MOBA’s are intimidating. They require a high degree of skill and knowledge coupled with an often hostile community that penalizes new players. The genre’s standard bearer, League of Legends, works feverishly to mitigate the abuses of its community, but still must convince its players to be nice to each other. On the upside, the incredible depth and free-to-play model mean that there is a reward at the end of all the pain. Blizzard wants to shorten that trip with its new MOBA entry, Heroes of the Storm.
The basic gameplay is nothing you haven’t seen before. Teams of five players battle across a closed arena filled with monsters and cut through with specific lanes. Automatically generated minions called creep rush headlong into each other while players fight with and amongst them in hope of knocking down powerful towers that guard the lanes along the path towards the enemy base. Players win when they destroy the enemy base. In addition to the gameplay, Blizzard carries over the free-to-play model from the genre staples. Players receive in game currency at the end of every round that they can use to purchase playable heroes and experience points to net them in-game content. Players may also use real world money to buy heroes and character costumes. To this, Blizzard has added the daily quest system from Hearthstone allowing players to fulfill quests and acquire in-game currency.

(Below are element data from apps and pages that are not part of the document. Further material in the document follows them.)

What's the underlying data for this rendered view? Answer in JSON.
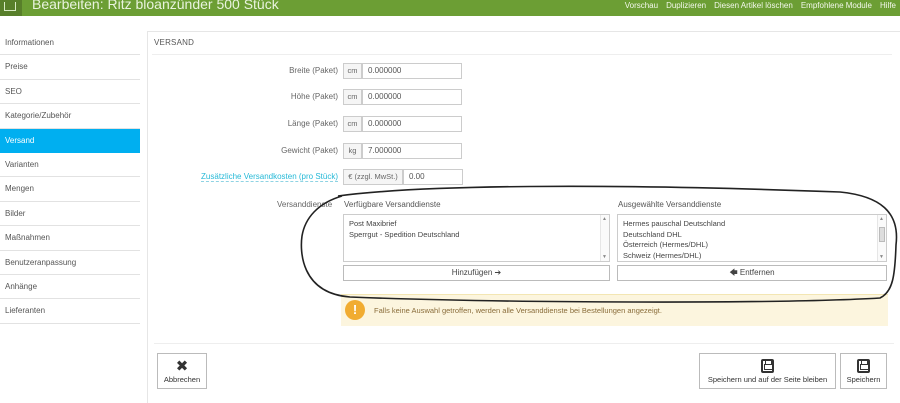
{
  "header": {
    "title": "Bearbeiten: Ritz bloanzünder 500 Stück",
    "actions": [
      "Vorschau",
      "Duplizieren",
      "Diesen Artikel löschen",
      "Empfohlene Module",
      "Hilfe"
    ]
  },
  "sidebar": {
    "items": [
      "Informationen",
      "Preise",
      "SEO",
      "Kategorie/Zubehör",
      "Versand",
      "Varianten",
      "Mengen",
      "Bilder",
      "Maßnahmen",
      "Benutzeranpassung",
      "Anhänge",
      "Lieferanten"
    ],
    "active_index": 4
  },
  "section": {
    "title": "VERSAND"
  },
  "fields": {
    "width": {
      "label": "Breite (Paket)",
      "unit": "cm",
      "value": "0.000000"
    },
    "height": {
      "label": "Höhe (Paket)",
      "unit": "cm",
      "value": "0.000000"
    },
    "depth": {
      "label": "Länge (Paket)",
      "unit": "cm",
      "value": "0.000000"
    },
    "weight": {
      "label": "Gewicht (Paket)",
      "unit": "kg",
      "value": "7.000000"
    },
    "extra_cost": {
      "label": "Zusätzliche Versandkosten (pro Stück)",
      "unit": "€ (zzgl. MwSt.)",
      "value": "0.00"
    }
  },
  "carriers": {
    "label": "Versanddienste",
    "available_title": "Verfügbare Versanddienste",
    "available": [
      "Post Maxibrief",
      "Sperrgut - Spedition Deutschland"
    ],
    "selected_title": "Ausgewählte Versanddienste",
    "selected": [
      "Hermes pauschal Deutschland",
      "Deutschland DHL",
      "Österreich (Hermes/DHL)",
      "Schweiz (Hermes/DHL)"
    ],
    "add_label": "Hinzufügen ➔",
    "remove_label": "🡄 Entfernen"
  },
  "alert": {
    "icon": "!",
    "text": "Falls keine Auswahl getroffen, werden alle Versanddienste bei Bestellungen angezeigt."
  },
  "footer": {
    "cancel_icon": "✖",
    "cancel": "Abbrechen",
    "save_stay": "Speichern und auf der Seite bleiben",
    "save": "Speichern"
  },
  "colors": {
    "topbar": "#6c9e34",
    "active": "#00aff0",
    "link": "#25b9d7",
    "alert_bg": "#fcf5de",
    "alert_icon": "#f1ac31"
  }
}
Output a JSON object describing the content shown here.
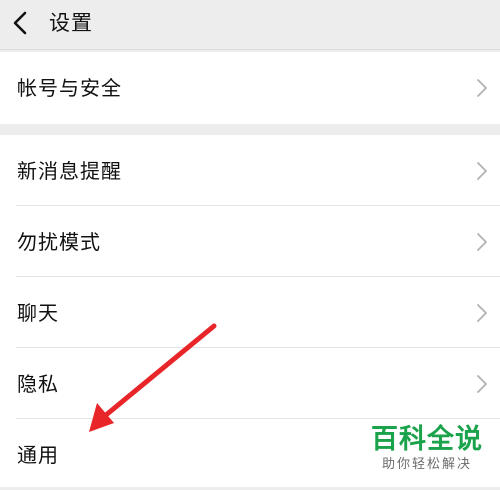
{
  "header": {
    "title": "设置",
    "back_icon": "chevron-left-icon"
  },
  "groups": [
    {
      "items": [
        {
          "label": "帐号与安全",
          "chevron": "chevron-right-icon"
        }
      ]
    },
    {
      "items": [
        {
          "label": "新消息提醒",
          "chevron": "chevron-right-icon"
        },
        {
          "label": "勿扰模式",
          "chevron": "chevron-right-icon"
        },
        {
          "label": "聊天",
          "chevron": "chevron-right-icon"
        },
        {
          "label": "隐私",
          "chevron": "chevron-right-icon"
        },
        {
          "label": "通用",
          "chevron": "chevron-right-icon"
        }
      ]
    }
  ],
  "annotation": {
    "arrow_color": "#e8262a",
    "points_to": "通用"
  },
  "watermark": {
    "title": "百科全说",
    "subtitle": "助你轻松解决",
    "color": "#1aa34a"
  },
  "colors": {
    "background": "#ededed",
    "row": "#ffffff",
    "chevron": "#b2b2b2"
  }
}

What sets Heroes of the Storm apart is the focus on accessibility to new players. Much of the character specific complexity of the genre has been replaced with straightforward, build oriented choices. Players can’t buy items or equipment and nor do they pick abilities. Instead, heroes start off with access to all three of their main abilities and modify them with choices that arise at specific levels. At level 10, players may choose between two ultimate abilities that play to the character’s available builds. Heroes of the Storm’s restricted approach make understanding and devising character builds easier by reducing the number of options. The game also increases accessibility by creating a shared pool of experience. Other MOBA’s count experience on an individual level meaning new players inevitably fall behind as better players leap ahead. This shared system ensures that new players always have the tools to compete, even if they don’t have the skills. It’s clear that Blizzard hopes to fill the gap between the interested players and the barriers that stop them.
Veterans will inevitably complain about the lower skill ceiling, but they’ll appreciate some of the interesting design decision. The first is the introduction of map gimmicks. Each of the 7 maps has an interesting gimmick that can have a major effect on the battlefield. For example, Haunted Mines has a separate map where players go and collect skulls. Once teams collect all the skulls, they receive a powerful golem whose strength is based on the number of skulls collected. The balance between achieving the gimmick and pushing a lane is tight and forces teams to make tough decisions. Another interesting change is the speed of the matches. Heroes of the Storm adds ammunition to the towers (towers stop shooting after the ammo runs out) and building destroying oriented gimmicks to prevent drawn out fights around super powered buildings. These changes combine to combat the common MOBA situation where a team has won, yet must play for another 20 minutes to overcome the enemy’s defenses.
Heroes of the Storm is still in beta, but plays like a finished product. To be sure, the matchmaking still pairs newbies with veterans and the practice mode insists on cluttering the screen with controls, but these issues don’t detract from the solid gameplay and quality formula changes. Blizzard’s attempt at creating a new player friendly MOBA succeeds. Experienced MOBA players might object to the changes, but even they can appreciate the casual model with faster battle resolutions. When Heroes of the Storm hits the public, check it out.